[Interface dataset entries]
======

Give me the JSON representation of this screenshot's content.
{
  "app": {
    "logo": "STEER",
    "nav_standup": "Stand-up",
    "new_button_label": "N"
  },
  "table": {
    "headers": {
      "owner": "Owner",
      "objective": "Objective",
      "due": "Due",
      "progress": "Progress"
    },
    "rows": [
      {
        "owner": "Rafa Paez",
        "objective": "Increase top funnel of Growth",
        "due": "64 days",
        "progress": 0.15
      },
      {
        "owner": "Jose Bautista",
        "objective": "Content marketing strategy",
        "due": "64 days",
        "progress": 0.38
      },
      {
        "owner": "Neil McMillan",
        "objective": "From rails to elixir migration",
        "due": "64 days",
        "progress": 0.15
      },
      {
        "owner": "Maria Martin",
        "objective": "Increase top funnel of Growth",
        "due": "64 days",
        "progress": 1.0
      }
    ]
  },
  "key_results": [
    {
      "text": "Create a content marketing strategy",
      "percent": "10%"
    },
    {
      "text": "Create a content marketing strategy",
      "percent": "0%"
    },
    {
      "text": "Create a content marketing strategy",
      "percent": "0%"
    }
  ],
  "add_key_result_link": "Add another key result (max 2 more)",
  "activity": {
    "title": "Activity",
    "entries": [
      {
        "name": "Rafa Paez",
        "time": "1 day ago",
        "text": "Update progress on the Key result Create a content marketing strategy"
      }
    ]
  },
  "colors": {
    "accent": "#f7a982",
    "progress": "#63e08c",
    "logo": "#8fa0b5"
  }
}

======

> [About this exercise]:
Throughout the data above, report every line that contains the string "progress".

> [Task response]:
      "progress": "Progress"
        "progress": 0.15
        "progress": 0.38
        "progress": 0.15
        "progress": 1.0
        "text": "Update progress on the Key result Create a content marketing strategy"
    "progress": "#63e08c",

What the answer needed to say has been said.